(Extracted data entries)
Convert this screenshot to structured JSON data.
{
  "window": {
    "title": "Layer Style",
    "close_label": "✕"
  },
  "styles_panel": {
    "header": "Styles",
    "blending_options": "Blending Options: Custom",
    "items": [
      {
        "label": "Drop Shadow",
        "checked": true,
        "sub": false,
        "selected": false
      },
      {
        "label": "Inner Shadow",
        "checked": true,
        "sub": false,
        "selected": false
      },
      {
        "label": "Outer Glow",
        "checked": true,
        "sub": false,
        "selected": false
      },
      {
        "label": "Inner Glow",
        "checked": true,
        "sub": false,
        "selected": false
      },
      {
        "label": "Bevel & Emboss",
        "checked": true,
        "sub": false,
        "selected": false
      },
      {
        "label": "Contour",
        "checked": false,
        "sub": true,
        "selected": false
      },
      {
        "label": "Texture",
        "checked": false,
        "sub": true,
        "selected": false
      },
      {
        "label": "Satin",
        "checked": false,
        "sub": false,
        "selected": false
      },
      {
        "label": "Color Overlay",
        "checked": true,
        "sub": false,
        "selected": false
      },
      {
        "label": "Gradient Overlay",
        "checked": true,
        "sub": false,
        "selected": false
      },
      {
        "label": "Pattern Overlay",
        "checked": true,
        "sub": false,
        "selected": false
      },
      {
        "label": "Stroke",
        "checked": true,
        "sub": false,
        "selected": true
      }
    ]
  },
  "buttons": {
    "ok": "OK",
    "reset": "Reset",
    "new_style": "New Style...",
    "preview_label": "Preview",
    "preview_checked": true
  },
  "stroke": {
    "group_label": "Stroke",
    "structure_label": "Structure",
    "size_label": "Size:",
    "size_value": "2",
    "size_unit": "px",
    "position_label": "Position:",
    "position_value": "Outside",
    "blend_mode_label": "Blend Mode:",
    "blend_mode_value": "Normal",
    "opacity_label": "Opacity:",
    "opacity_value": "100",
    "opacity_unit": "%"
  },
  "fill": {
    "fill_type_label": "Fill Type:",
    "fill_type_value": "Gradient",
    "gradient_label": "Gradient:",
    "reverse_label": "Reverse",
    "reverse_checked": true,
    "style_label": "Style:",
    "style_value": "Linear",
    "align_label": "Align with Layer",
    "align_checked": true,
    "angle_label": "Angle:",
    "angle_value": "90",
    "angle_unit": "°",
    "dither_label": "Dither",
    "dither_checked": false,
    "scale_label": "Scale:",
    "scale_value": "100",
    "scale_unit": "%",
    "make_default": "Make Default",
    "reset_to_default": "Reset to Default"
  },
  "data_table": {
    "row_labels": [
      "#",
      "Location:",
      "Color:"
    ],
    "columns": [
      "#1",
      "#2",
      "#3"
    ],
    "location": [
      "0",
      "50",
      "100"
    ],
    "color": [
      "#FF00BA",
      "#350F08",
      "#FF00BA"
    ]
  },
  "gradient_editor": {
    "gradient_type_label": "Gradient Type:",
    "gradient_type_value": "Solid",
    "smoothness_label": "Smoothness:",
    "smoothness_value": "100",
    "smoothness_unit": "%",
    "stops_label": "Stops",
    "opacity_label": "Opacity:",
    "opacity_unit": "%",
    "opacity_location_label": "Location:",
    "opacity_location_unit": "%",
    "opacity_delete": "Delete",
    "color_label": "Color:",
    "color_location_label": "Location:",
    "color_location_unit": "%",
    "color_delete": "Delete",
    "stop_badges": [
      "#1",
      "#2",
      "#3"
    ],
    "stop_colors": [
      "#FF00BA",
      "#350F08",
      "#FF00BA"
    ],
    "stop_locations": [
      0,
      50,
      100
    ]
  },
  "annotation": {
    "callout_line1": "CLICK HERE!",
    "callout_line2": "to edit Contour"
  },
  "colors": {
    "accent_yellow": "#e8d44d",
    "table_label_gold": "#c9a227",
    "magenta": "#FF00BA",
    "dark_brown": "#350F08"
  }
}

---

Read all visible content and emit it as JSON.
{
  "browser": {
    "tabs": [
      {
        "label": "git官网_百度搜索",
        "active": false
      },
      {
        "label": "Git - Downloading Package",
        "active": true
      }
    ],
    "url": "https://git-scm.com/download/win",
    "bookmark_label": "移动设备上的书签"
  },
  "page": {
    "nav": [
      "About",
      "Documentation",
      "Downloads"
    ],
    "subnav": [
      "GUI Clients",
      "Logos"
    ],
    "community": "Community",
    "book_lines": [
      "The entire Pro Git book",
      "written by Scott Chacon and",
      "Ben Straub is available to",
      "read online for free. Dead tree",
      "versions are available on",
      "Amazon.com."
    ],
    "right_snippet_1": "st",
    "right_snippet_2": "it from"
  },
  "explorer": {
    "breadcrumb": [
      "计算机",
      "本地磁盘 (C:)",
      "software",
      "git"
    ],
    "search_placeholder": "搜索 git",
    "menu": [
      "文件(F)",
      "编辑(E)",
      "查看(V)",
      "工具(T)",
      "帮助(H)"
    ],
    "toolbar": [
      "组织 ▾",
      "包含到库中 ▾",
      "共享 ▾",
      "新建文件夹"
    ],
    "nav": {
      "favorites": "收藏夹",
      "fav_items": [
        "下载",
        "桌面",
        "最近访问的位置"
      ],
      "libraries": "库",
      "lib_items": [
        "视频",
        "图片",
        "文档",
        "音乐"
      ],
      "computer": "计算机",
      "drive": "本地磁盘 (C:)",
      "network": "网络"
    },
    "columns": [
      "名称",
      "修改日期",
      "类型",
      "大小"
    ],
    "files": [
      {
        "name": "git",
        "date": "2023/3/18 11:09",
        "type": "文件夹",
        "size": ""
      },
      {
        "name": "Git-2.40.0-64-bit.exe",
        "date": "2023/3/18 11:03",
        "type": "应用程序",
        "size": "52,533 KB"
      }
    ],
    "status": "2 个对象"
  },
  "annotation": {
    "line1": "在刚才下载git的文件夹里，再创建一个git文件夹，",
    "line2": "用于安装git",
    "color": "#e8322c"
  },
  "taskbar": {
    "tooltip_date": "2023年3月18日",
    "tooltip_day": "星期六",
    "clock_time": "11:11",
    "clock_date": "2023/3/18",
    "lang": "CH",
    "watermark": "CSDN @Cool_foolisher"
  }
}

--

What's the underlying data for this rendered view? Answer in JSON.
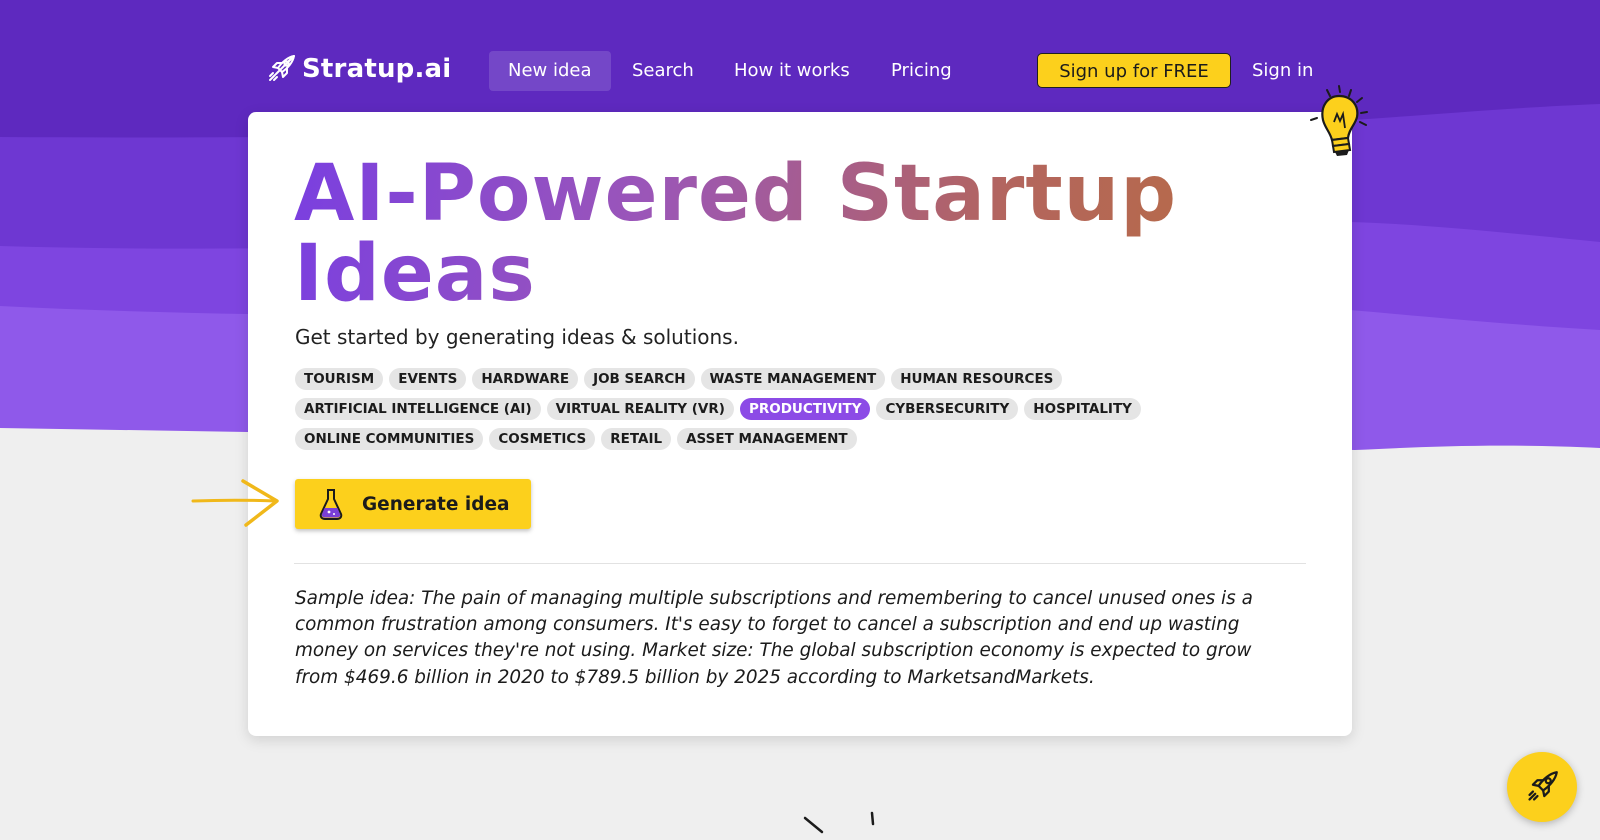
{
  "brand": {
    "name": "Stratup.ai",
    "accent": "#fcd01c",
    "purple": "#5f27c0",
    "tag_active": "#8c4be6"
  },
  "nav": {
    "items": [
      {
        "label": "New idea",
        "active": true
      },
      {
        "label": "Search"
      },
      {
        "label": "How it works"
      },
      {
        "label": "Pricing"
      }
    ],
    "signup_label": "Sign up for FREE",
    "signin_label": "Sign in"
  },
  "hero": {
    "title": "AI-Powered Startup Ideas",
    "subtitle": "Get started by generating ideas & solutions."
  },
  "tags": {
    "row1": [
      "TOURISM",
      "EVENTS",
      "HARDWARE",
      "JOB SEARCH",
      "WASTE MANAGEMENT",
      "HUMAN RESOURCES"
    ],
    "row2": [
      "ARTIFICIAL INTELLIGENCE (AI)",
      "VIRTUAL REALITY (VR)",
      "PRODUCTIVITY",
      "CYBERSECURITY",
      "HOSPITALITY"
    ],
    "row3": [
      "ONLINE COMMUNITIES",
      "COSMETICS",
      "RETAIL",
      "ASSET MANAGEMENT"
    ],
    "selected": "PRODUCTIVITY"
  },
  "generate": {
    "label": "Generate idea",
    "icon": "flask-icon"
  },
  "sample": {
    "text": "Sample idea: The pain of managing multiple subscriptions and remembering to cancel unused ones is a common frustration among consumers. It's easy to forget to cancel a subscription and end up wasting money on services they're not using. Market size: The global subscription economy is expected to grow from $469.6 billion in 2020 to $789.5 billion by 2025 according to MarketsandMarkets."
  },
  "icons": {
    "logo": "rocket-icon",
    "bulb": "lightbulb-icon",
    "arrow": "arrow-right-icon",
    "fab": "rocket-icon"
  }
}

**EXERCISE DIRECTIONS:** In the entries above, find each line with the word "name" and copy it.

**FINAL ANSWER:**
        "name": "git",
        "name": "Git-2.40.0-64-bit.exe",
    "name": "Stratup.ai",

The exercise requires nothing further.